_Task details_. Where a line of the entries holds the string "data", copy that line.

_Entries provided_.
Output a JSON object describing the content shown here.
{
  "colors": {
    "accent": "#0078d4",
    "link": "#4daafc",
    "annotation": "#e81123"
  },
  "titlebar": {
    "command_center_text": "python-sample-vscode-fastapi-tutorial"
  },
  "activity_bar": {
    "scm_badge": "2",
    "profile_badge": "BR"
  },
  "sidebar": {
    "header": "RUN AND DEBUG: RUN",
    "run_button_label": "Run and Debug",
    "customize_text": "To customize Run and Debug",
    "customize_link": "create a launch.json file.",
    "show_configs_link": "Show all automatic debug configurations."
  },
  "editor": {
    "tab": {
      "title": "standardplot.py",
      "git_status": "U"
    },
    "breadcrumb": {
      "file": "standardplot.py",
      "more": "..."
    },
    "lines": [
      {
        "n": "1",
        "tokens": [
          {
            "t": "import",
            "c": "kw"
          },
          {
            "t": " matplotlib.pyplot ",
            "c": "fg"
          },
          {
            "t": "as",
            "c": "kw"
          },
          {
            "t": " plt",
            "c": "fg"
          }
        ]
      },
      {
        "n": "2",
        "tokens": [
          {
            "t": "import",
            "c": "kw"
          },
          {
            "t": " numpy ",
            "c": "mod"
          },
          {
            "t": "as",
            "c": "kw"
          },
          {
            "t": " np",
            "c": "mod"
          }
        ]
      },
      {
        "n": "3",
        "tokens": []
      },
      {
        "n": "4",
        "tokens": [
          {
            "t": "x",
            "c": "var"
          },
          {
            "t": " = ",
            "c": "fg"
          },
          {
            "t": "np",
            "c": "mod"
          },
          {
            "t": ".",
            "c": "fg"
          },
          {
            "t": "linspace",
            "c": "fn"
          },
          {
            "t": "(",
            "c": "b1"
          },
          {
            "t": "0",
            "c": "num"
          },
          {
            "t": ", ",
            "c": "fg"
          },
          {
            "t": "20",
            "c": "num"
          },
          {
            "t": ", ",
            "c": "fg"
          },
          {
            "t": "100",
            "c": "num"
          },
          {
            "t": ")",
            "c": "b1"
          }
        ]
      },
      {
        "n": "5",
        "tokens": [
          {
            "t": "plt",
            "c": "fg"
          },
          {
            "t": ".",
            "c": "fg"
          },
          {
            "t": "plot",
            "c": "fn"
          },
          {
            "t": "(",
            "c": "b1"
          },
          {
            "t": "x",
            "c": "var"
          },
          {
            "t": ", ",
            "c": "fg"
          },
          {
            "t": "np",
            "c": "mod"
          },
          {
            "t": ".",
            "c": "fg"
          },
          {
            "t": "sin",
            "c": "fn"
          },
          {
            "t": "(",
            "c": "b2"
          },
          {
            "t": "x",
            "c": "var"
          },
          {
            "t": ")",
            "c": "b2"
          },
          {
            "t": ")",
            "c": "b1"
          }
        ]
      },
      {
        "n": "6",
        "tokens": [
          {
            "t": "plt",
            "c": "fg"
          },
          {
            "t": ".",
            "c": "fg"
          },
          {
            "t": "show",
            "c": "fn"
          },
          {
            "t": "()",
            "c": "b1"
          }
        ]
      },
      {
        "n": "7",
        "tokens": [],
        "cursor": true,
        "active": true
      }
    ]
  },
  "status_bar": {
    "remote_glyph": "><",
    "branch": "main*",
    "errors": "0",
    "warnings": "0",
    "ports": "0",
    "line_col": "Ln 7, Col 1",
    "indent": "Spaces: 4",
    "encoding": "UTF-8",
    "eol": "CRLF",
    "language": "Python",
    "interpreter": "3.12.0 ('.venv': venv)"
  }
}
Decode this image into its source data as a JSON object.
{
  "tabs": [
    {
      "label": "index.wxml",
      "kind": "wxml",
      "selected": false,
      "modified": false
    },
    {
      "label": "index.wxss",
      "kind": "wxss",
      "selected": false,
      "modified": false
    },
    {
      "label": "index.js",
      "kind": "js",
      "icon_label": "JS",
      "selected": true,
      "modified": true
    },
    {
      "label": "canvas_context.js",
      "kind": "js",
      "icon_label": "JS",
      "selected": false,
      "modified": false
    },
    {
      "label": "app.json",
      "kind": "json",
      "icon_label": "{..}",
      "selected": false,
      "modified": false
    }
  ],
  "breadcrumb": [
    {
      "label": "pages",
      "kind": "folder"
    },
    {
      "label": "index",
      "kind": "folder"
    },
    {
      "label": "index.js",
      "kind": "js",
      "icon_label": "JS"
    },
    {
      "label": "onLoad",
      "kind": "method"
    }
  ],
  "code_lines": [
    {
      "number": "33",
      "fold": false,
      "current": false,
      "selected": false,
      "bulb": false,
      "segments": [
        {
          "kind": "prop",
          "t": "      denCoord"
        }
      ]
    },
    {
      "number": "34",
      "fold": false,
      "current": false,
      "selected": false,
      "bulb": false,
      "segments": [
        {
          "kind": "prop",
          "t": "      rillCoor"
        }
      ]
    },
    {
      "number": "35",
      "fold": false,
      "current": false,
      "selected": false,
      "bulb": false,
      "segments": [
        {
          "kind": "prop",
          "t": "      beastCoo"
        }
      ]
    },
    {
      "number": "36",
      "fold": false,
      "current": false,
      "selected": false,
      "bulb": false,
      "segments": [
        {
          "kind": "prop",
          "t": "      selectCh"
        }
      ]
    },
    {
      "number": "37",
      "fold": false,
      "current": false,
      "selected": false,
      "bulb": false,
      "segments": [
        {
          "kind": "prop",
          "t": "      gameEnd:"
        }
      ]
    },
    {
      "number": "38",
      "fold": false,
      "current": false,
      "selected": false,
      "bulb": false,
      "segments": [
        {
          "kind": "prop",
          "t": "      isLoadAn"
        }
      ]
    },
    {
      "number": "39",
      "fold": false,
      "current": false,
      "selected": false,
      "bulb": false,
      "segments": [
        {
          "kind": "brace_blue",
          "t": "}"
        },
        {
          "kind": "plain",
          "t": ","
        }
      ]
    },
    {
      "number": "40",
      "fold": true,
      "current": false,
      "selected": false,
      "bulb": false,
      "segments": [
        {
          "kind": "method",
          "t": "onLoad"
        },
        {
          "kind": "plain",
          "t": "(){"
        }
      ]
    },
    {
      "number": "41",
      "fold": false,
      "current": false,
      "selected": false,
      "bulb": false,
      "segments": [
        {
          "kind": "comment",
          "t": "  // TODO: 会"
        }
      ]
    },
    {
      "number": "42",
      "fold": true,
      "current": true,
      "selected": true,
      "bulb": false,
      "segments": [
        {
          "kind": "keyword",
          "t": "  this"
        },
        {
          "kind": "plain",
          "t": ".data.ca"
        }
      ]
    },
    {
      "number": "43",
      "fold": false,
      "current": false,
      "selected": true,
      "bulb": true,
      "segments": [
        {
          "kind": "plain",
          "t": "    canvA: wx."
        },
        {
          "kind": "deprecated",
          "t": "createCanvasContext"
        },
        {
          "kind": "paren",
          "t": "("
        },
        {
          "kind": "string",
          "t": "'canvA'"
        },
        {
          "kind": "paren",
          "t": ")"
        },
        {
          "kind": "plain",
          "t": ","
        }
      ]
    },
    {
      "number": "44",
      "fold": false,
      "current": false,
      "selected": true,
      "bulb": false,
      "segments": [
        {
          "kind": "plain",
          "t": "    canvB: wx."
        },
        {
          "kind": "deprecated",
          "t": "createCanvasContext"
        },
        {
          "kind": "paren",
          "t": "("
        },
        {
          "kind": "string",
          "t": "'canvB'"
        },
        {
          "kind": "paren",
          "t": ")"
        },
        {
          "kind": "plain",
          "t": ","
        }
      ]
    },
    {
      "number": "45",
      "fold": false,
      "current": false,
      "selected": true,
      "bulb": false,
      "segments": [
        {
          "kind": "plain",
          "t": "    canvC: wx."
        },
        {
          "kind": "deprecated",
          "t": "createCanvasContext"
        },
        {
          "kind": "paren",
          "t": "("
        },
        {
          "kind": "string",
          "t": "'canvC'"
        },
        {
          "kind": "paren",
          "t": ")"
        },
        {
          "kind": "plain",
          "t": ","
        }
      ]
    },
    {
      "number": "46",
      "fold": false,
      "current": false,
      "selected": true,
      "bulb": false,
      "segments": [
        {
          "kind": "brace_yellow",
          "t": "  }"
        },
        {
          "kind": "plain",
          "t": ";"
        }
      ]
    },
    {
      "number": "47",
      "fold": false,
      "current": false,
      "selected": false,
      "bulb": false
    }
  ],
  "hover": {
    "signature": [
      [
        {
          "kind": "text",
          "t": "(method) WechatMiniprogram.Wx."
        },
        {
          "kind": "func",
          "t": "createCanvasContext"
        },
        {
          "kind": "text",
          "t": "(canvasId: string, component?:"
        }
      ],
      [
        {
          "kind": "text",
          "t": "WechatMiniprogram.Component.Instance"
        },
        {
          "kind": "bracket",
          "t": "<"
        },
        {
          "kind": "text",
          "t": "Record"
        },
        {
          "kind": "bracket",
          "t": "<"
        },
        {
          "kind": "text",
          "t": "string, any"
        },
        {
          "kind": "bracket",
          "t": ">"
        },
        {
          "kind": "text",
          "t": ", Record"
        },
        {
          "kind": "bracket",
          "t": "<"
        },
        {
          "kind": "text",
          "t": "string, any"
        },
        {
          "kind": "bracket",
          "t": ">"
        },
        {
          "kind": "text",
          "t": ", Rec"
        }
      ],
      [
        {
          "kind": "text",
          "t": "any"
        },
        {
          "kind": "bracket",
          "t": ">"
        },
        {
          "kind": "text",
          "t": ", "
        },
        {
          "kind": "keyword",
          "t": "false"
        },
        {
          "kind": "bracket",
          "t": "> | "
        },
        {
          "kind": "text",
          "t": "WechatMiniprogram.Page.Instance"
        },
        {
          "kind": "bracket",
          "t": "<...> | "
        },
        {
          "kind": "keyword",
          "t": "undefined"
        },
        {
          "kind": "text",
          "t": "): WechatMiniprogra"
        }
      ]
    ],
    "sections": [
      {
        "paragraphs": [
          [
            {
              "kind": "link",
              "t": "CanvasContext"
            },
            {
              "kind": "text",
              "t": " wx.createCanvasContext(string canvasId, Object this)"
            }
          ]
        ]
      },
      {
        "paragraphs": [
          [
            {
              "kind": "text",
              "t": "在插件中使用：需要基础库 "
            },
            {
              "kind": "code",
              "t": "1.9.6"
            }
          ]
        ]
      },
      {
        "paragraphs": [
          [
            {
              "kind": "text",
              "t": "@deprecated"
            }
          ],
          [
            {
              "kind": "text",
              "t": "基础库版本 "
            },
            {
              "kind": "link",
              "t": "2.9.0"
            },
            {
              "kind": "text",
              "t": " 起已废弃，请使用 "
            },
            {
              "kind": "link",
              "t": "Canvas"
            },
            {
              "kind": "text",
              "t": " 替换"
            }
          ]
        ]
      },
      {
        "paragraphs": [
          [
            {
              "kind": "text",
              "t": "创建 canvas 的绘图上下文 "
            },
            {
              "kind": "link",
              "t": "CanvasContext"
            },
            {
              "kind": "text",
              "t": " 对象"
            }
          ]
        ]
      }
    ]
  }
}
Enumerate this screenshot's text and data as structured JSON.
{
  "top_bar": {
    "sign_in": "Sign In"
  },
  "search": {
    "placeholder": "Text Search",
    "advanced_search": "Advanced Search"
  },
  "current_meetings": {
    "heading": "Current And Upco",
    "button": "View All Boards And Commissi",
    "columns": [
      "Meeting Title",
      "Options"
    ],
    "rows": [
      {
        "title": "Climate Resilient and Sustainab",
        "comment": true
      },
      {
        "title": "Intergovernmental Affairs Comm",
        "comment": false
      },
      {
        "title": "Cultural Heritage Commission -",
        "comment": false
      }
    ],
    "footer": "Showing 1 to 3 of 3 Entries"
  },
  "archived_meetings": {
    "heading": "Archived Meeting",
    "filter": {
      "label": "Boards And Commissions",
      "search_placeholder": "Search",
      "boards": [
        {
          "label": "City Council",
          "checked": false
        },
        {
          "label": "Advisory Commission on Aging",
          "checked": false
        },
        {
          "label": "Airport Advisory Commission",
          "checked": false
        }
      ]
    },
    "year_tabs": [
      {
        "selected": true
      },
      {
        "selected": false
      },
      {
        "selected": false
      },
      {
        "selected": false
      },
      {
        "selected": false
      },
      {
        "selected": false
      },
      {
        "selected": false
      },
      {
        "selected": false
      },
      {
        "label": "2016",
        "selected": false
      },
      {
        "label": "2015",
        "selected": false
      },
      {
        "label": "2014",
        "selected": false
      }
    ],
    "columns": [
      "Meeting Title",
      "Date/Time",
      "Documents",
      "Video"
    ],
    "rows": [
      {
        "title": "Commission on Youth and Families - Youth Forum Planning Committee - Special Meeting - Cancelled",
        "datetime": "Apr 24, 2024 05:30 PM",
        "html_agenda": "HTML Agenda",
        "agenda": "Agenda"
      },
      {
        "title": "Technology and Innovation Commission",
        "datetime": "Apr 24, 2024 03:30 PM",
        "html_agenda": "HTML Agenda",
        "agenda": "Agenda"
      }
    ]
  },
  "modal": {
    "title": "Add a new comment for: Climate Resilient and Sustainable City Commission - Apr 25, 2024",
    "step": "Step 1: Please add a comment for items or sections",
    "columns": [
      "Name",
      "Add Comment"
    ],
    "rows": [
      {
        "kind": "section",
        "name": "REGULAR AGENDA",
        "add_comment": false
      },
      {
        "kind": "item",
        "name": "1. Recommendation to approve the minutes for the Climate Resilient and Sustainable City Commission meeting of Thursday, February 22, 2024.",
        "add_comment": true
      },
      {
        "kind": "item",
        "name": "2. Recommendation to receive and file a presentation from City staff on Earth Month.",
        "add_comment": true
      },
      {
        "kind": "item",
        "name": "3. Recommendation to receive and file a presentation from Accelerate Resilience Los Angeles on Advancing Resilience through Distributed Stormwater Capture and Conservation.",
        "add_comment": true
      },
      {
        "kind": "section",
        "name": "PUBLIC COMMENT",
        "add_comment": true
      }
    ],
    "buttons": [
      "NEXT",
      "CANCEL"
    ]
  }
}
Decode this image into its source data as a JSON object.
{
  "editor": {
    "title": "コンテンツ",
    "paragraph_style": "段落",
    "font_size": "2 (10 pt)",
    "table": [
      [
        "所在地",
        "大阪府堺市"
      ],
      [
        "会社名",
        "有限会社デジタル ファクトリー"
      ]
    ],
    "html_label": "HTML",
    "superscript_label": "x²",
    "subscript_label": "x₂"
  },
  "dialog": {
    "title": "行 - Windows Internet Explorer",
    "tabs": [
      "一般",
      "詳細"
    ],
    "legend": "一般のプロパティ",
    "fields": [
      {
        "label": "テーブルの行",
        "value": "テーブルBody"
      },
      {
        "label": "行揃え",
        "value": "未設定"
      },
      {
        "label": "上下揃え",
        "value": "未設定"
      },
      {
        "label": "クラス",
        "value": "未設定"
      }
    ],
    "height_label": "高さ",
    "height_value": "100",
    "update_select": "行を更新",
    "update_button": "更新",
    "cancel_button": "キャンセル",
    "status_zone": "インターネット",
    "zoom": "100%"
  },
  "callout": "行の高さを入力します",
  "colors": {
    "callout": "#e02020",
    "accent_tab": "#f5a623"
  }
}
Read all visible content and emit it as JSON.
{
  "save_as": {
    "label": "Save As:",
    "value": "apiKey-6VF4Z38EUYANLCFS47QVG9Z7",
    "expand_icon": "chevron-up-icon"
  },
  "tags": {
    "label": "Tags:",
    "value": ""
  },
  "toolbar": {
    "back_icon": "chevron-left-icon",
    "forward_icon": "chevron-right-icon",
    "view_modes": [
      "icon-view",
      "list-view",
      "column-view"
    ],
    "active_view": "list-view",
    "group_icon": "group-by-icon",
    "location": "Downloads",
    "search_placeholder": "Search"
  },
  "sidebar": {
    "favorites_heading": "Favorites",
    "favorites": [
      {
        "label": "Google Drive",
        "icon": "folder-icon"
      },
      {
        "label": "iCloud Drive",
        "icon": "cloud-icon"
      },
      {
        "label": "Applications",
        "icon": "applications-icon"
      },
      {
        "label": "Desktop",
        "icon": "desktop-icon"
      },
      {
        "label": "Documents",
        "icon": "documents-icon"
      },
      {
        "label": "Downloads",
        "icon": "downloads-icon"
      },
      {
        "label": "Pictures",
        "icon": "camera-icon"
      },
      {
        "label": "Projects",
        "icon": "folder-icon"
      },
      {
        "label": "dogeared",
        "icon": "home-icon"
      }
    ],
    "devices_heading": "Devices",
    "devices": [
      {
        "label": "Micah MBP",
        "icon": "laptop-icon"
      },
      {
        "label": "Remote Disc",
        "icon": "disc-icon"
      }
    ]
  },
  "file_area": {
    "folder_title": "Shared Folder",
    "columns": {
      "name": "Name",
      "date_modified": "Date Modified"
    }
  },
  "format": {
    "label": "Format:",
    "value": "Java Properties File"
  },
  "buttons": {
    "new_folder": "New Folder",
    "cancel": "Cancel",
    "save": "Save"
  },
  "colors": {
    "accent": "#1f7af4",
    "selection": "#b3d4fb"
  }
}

_Output_.
Decode this image into its source data as a JSON object.
          "t": ".data.ca"
Enumerate this screenshot's text and data as structured JSON.
Decode this image into its source data as a JSON object.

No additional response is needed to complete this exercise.